- People will still call other people “resources.” Even to their face.
- Nominally Agile organizations will continue to administer performance appraisal schemes that emphasize the individual and downplay the team.
- Companies will continue to not train their developers in Agile engineering, because technical execution skills will remain off the radar.
- Technology managers and stakeholders will still assume that their teams ought to develop quality products faster than is realistically possible.
- Project managers will still struggle to come up with a good measure of Agile team productivity for their executives, and consultants will continue telling those project managers that they shouldn’t be measuring productivity.
- Bad meetings — and complaining about the number of meetings in Agile — will remain the norm.
- Cubicles and other sensory-deprivation cells will still dot offices — but there will be fewer of them.
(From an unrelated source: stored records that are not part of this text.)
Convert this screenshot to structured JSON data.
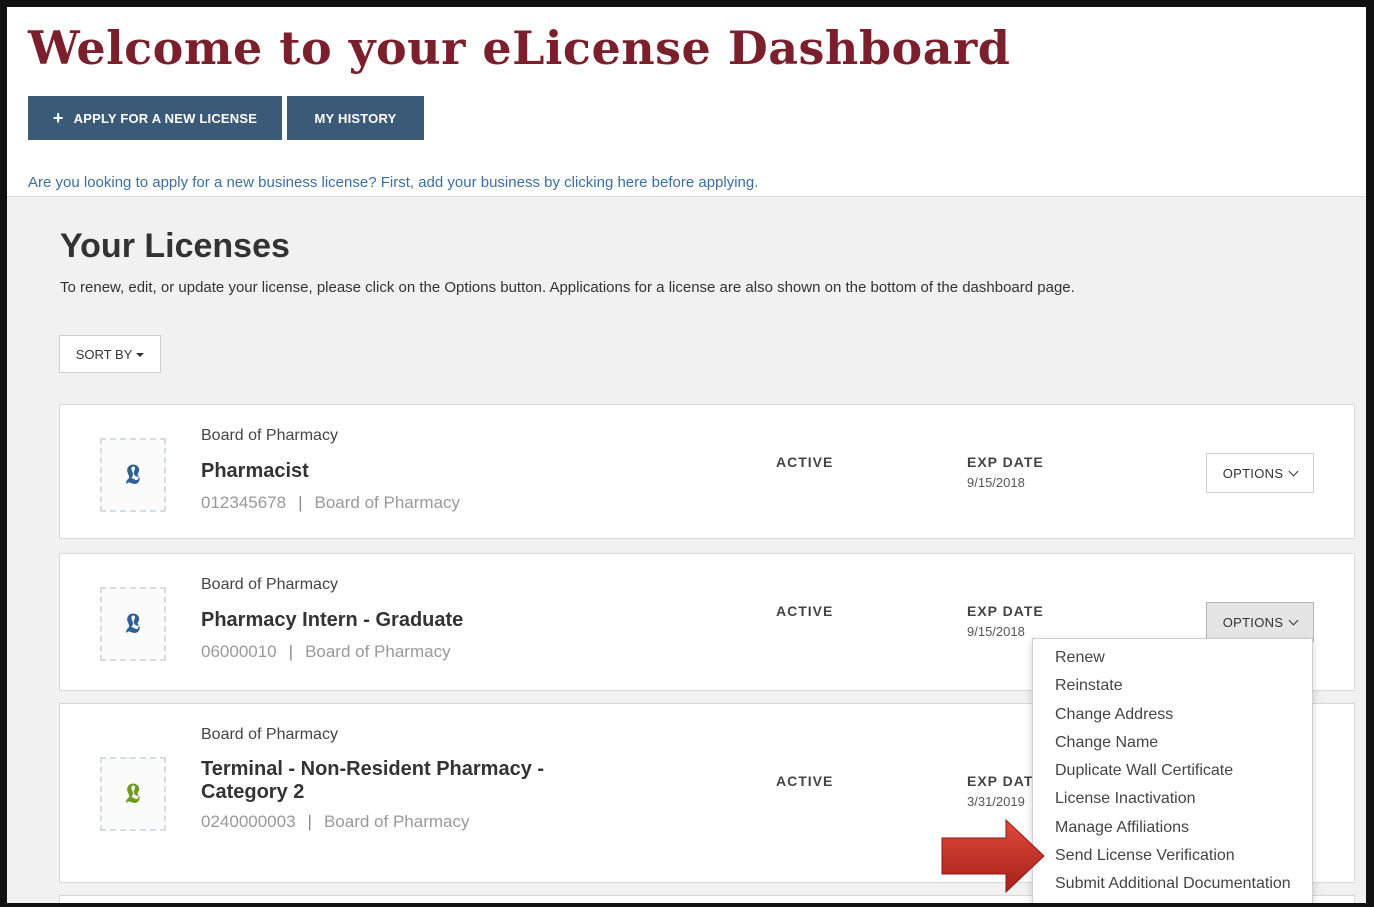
{
  "header": {
    "title": "Welcome to your eLicense Dashboard",
    "apply_label": "APPLY FOR A NEW LICENSE",
    "history_label": "MY HISTORY",
    "business_link": "Are you looking to apply for a new business license? First, add your business by clicking here before applying."
  },
  "licenses_section": {
    "heading": "Your Licenses",
    "instructions": "To renew, edit, or update your license, please click on the Options button. Applications for a license are also shown on the bottom of the dashboard page.",
    "sort_label": "SORT BY"
  },
  "licenses": [
    {
      "board": "Board of Pharmacy",
      "title": "Pharmacist",
      "number": "012345678",
      "sep": "|",
      "board_meta": "Board of Pharmacy",
      "status": "ACTIVE",
      "exp_label": "EXP DATE",
      "exp_date": "9/15/2018",
      "options_label": "OPTIONS",
      "icon": "license-seal-icon",
      "icon_color": "#2f5f94"
    },
    {
      "board": "Board of Pharmacy",
      "title": "Pharmacy Intern - Graduate",
      "number": "06000010",
      "sep": "|",
      "board_meta": "Board of Pharmacy",
      "status": "ACTIVE",
      "exp_label": "EXP DATE",
      "exp_date": "9/15/2018",
      "options_label": "OPTIONS",
      "icon": "license-seal-icon",
      "icon_color": "#2f5f94"
    },
    {
      "board": "Board of Pharmacy",
      "title": "Terminal - Non-Resident Pharmacy - Category 2",
      "number": "0240000003",
      "sep": "|",
      "board_meta": "Board of Pharmacy",
      "status": "ACTIVE",
      "exp_label": "EXP DAT",
      "exp_date": "3/31/2019",
      "icon": "license-seal-icon",
      "icon_color": "#6e9a1e"
    }
  ],
  "options_menu": {
    "items": [
      "Renew",
      "Reinstate",
      "Change Address",
      "Change Name",
      "Duplicate Wall Certificate",
      "License Inactivation",
      "Manage Affiliations",
      "Send License Verification",
      "Submit Additional Documentation"
    ]
  },
  "colors": {
    "title": "#7b1f2c",
    "primary_button": "#3a5a78",
    "link": "#3c6e9e",
    "annotation_arrow": "#c62828"
  },
  "icons": {
    "plus": "plus-icon",
    "sort_caret": "caret-down-icon",
    "options_chevron": "chevron-down-icon",
    "annotation": "red-arrow-icon"
  }
}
- Female programmers and architects will still be unheard of in many organizations.
- Consultants will continue arguing over the merits of various methodologies and frameworks, while practitioners — getting more and more confused — will just do whatever their organization will tolerate.
- And … people like me will remain hopeful and driven to change all that!
[Editor’s Note: This post is part of the annual “Cutter Predicts …” series.]